Microsoft, the biggest software company on earth, once again bucked the trend in the IT sector by posting higher sales and earnings.
While most other global IT firms have struggled to grab more sales, Microsoft on Thursday said its sales were up nearly 11 percent year-on-year in its fiscal fourth quarter, to USD8.07 billion. CFO John Connors said that favourable exchange rates boosted revenue by USD255 million, but even without this gain, the company's revenues would have been up by 8 percent.
In its two most important product areas, Windows and Office, Microsoft recorded higher sales, thanks to its new licensing program. Windows sales were up 4 percent to USD2.43 billion in the quarter and Office revenues shot up 8 percent to USD2.35 billion during the period.
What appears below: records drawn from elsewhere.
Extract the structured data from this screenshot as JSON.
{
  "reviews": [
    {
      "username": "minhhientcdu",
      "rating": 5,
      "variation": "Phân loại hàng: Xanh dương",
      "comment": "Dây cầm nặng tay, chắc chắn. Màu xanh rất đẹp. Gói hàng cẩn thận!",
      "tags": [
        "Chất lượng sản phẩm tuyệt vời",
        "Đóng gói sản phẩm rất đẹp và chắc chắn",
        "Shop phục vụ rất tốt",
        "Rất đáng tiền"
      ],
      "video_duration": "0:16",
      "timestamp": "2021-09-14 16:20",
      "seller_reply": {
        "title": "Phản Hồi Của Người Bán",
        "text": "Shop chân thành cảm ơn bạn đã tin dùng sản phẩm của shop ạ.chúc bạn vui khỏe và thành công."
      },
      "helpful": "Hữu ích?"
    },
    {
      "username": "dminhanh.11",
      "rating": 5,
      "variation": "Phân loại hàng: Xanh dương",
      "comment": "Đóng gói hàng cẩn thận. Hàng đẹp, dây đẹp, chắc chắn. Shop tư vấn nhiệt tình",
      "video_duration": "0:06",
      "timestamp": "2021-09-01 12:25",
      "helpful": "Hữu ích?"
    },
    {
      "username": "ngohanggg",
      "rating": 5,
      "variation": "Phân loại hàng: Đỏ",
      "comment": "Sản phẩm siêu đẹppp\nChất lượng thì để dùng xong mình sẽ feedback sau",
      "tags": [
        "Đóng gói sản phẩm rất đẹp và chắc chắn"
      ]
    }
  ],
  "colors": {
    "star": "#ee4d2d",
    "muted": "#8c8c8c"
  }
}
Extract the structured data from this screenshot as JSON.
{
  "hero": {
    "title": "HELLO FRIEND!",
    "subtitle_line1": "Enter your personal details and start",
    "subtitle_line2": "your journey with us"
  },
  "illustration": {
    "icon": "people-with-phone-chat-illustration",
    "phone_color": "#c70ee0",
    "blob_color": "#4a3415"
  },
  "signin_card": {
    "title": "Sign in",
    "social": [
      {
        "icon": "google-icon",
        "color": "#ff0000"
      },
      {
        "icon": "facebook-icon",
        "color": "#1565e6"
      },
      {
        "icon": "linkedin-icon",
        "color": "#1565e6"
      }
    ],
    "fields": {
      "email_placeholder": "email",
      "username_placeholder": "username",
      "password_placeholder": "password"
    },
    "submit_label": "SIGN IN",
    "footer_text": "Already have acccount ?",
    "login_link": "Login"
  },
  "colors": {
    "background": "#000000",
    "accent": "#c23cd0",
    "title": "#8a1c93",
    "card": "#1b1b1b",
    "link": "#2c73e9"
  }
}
The company, which is also making pushes on the server, handheld and video game console fronts, said that fourth quarter net income was up 26 percent to USD1.92 billion, or USD0.19 per share, over the year earlier quarter. This figure would have hit USD0.23 per share, were it not for the USD533 million after-tax charge for a legal settlement with AOL Time Warner.
However, by that measure, the company actually missed the average estimate of analysts polled by Thomson First Call, who were calling for earnings of USD0.24 per share. It is also expected that investors will react poorly to Microsoft's absence of a dividend payout, despite the company's treasure trove of USD49.05 billion in cash and short-term investments, up USD10 billion from Q4 2002.
To put this cash balance into perspective, Microsoft's horde is just under half the size of Ireland's gross domestic product (GDP) for 2002 and is double Cuba's GDP for the same year.
Regarding the lack of a dividend, Connors told reporters and analysts that the company was holding back on certain decisions -- presumably items like dividend payouts -- until Microsoft resolved "a couple of still significant outstanding legal issues."
The software maker is facing an antitrust investigation in the European Union over server software and video playback software, and a private antitrust suit by Sun Microsystems that revolves around Java. Next week, the company will have its annual analyst meeting and it is expected that company will offer more details over what it plans for its enormous pile of cash.
In other parts of its results, the company detailed, for the first time, the financial impact of a new stock-based employee compensation plan, which it announced early July. For the year ending June 2004, Microsoft expects per-share earnings of USD0.85 to USD0.87, including a stock-based-compensation expense of USD3.9 billion, or USD0.24 a share, a figure that slightly beats expectations.
Also heartening to analysts is the company's forecast for sales in that year of USD34.2 billion to USD34.9 billion, with even the low end of that estimate USD300 million ahead of Thomson First Call's prediction.
Though the company's results seem to indicate that there is at least a small up-tick in tech spending, Connors said that in FY 2004, Microsoft is not anticipating a repeat of its massive growth in income, which in fiscal 2003 totalled USD10 billion on the back of a new licensing scheme. He also said that positive currency shifts will die off in FY2004 and shipments of the Windows XP operating system will weaken slightly.